It's radical to think that philosophy might really matter.
My conviction is that a very important part of radical thinking is philosophical. That is, we need to examine the worldview or cosmology that underlies our present actions and also supports most of the new proposals emanating from universities and corporations. Without that sort of re-examination, we’ll never go to the root of things sufficiently – that is, we’ll never be as deeply radical as the times demand.
It's radical to think that we can adopt a more organic worldview.
Our present worldview encourages ever increasing use of resources and pollution. It encourages ignoring relationships and focusing on problems in isolation. My conviction is that a much better worldview is available. To consider the possibility of adopting a better worldview requires radical thinking.
It's radical to think that everything is interconnected; that everything is alive in one way or another; and that the 'really real' things are momentary events rather than substances which endure over time.
Those who follow Whitehead adopt the latter alternative. To begin with, he proposes that we shift away from supposing that reality consists most fundamentally of things that endure through long periods of time. This is the idea of material substances. We actually have no idea what these can be, and philosophers have pointed out that they are posited as a convenience but with no actual evidence. Another approach is to imagine that the world is made up of events. There are great big events like wars or elections. These can be analyzed into many, many smaller events, ultimately into moments of animal experience, on the one side, and quantum events, on the other. These are examples of the indivisible events out of which the big ones are composed.
It's radical to think that education can be in service to wisdom.
I have discussed what it would mean to make wisdom the most fundamental goal of education only at the level of higher education. But this form of higher education should not be an abrupt break with earlier education. Reflection about the condition of the biosphere and the prospect for humanity in this context is important for younger adolescents as well. They, too, are capable of a measure of wisdom, if society encourages them in that direction.
It's radical to think that economics can be in service to a healthy biosphere.
The present global economy is collapsing. Rather than trying to stave off this collapse, we can use the occasion to build local economies that serve their communities well. This will be a profound reversal of long-term trends. It may include state and municipal banks and local currencies that free the community from subservience to the international banks. Local economies can encourage frugality and sustainability instead of growth. They need not look to growth to solve the problems of the poor. Instead, the local community will accept responsibility for providing work for all who want it and for meeting the essential needs also of those who cannot work. We may exchange the “high” standard of living measured by the surfeit of goods for a secure place in a healthy human community in a healthy ecological context.
It's radical to think that we can transcend anthropocentrism and think biophilically.
We need to expand the ideal of benevolence to all human beings to biophilia. Children have biophilic tendencies. These can be encouraged, whereas they are now taught to think of them as merely sentimental. A biophilic civilization can be a sustainable one.
It's radical to recognize that indigenous peoples have more wisdom than "civilized" people.
There are, after all, sometimes radical reasons for holding on to established patterns.
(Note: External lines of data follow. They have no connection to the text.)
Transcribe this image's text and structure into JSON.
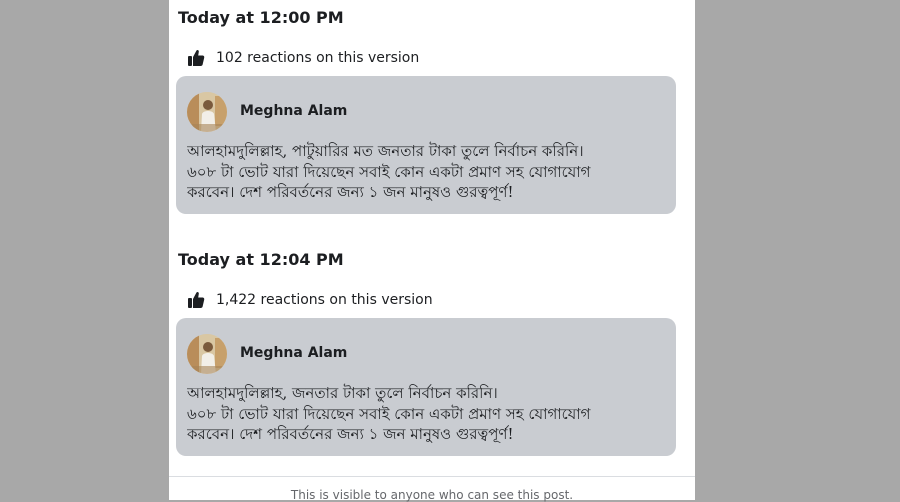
{
  "versions": [
    {
      "time": "Today at 12:00 PM",
      "reactions": "102 reactions on this version",
      "author": "Meghna Alam",
      "lines": [
        "আলহামদুলিল্লাহ, পাটুয়ারির মত জনতার টাকা তুলে নির্বাচন করিনি।",
        "৬০৮ টা ভোট যারা দিয়েছেন সবাই কোন একটা প্রমাণ সহ যোগাযোগ",
        "করবেন। দেশ পরিবর্তনের জন্য ১ জন মানুষও গুরত্বপূর্ণ!"
      ]
    },
    {
      "time": "Today at 12:04 PM",
      "reactions": "1,422 reactions on this version",
      "author": "Meghna Alam",
      "lines": [
        "আলহামদুলিল্লাহ,  জনতার টাকা তুলে নির্বাচন করিনি।",
        "৬০৮ টা ভোট যারা দিয়েছেন সবাই কোন একটা প্রমাণ সহ যোগাযোগ",
        "করবেন। দেশ পরিবর্তনের জন্য ১ জন মানুষও গুরত্বপূর্ণ!"
      ]
    }
  ],
  "footer": {
    "visibility_note": "This is visible to anyone who can see this post."
  },
  "icons": {
    "reaction": "thumbs-up-icon",
    "avatar": "profile-photo"
  },
  "colors": {
    "backdrop": "#a8a8a8",
    "panel": "#ffffff",
    "card": "#c9ccd1",
    "text": "#1c1e21",
    "muted": "#65676b"
  }
}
Sometimes the most radical thinking leads to the effort to renew ancient practices long discarded. Today, affirming the wisdom of indigenous people is based on radical reappraisal of what we have called “civilization.”
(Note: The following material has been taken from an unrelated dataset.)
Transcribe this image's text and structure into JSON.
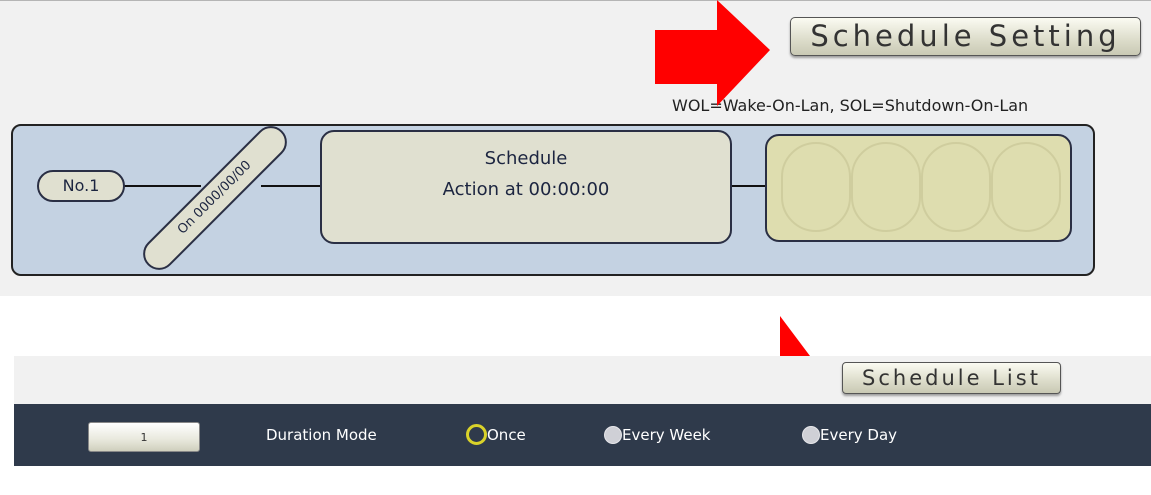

It's radical to think that Jesus would occupy Wall Street
To this question there is a simple answer: Yes. By that I mean that this is the kind of thing that Jesus in fact did. He drove the money changers out of the temple. He proclaimed the nearness of the basileia theou, which was the other world that is possible, the world organized for the benefit of the 99% (and even, in ways they don't want, of the 1% as well).
It's radical to be opposed to violence while in favor of drastic change.
I lean toward radicalism in the sense of making changes, because I think that without drastic change humanity will continue the process of making the Earth less and less hospitable to human life. But I am opposed to the use of violence and I care very much about the kinds of change we work for.
It's radical to think that the world can become a community of communities of communities.
The now developing global crisis can lead to fresh reflection that will make people aware of the importance of community. If it does so, this will express itself most clearly at the local level. Confronted by acute shared problems, we may hope that people will agree that they need to work together for their solution and to build a new life. The preceding sections have sketched, in the most hopeful way, what will be possible.
On Being Radical